Police are investigating claims of illicit money transfers to Iran and bribery for construction projects.
The three ministers’ sons were among dozens of people detained as part of a wide-ranging corruption probe. The ministers were part of the governing Justice and Development Party (AKP).
Turkey’s army, in response to rumours of a coup plot, has said it does not want to get involved in political arguments.
Police fired tear gas and rubber bullets to break up ongoing protests in Istanbul’s Taksim Square. Police estimate more than 5,000 people attended the protests.
Demonstrations were also held in the capital, Ankara, and Turkey’s third city, Izmir.
Many of the protesters were heard chanting “catch the thief” and have called for Erdogan’s resignation.
But at a rally outside Istanbul’s main airport, Erdogan said he had no intention of resigning.
Instead, the prime minister labelled the anti-corruption probe “a smear campaign” and urged thousands of supporters to vote for his party in local elections being held next month.
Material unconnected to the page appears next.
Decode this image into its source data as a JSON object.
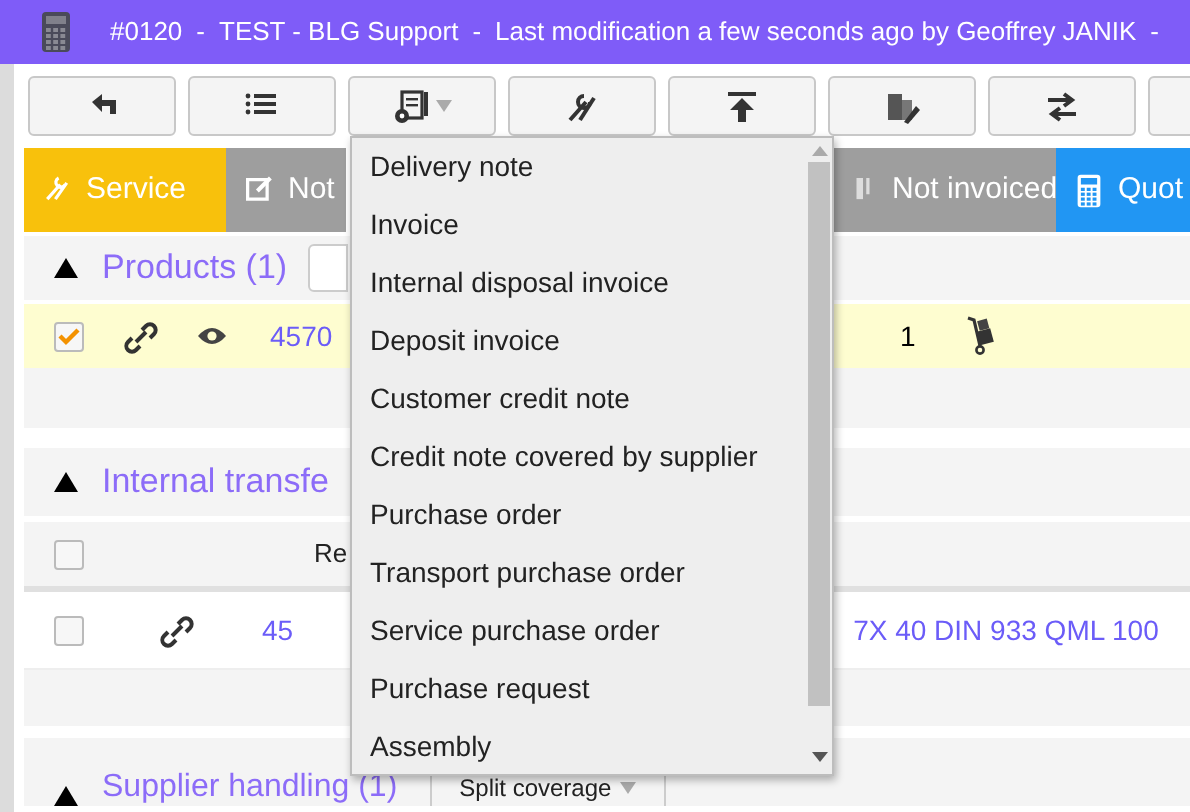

He said: “Those who call it a corruption inquiry are corrupt themselves.”
Turkey has a history of military takeovers but the army’s power has been curbed during Erdogan’s decade in power.
The country’s top administrative court has blocked a government decree, introduced last week, ordering police to inform their superiors before launching investigations.
The blocking of the decree is seen as the latest setback in Erdogan’s efforts to stop the political fallout from the corruption scandal.
A number of leading police and judicial officials have been removed from their posts since the first arrests ten days ago.
The European Union has expressed concern over the deepening scandal and urged the country to handle the issue in a “transparent and impartial manner”.
The EU’s Enlargement Commissioner, Stefan Füle, welcomed the court’s decision saying the government’s decree had undermined the judiciary’s “capacity to act”.
He said: “I urge Turkey … to take all the necessary measures to ensure that allegations of wrongdoing are addressed without discrimination or preference in a transparent and impartial manner.”
Swedish foreign minister Carl Bildt urged Turkish officials to return to “EU-inspired and democratic reforms”.
Meanwhile, Frank-Walter Steinmeier, the German foreign minister, said that nations must clear up corruption allegations without regard to who might be involved.
He added: “In the Middle East, which is marked by crises and conflicts, a Turkey that is steady internally and externally is needed as a stable anchor.”
Commentators in Turkey believe the corruption scandal stems from a power struggle between Erdogan’s government and an influential US-based Muslim cleric, Fethullah Gulen.
Gulen is understood to have many followers within Turkey’s police and judiciary.
Supporters regard the Hizmet movement inspired by Gulen as the benign, modern face of Islam, but critics question its motives.
Last week Erdogan was forced to reshuffle his cabinet and fired key ministers after 24 people, including the sons of the former ministers, were arrested on bribery charges.
One of the three ministers to quit, environment minister Erdogan Bayraktar, urged the premier to step down himself.
“To soothe the nation, I believe that the prime minister should resign, too,” said Bayraktar, who resigned after his son was taken into custody by police.
The two other ministers – economy minister Zafer Caglayan and interior minister Muammer Guler – quit after their sons were also taken into custody as part of the ongoing probe.
Members of the media in Turkey have been prevented from entering police buildings, leading to further claims that the government is trying to impede the investigation.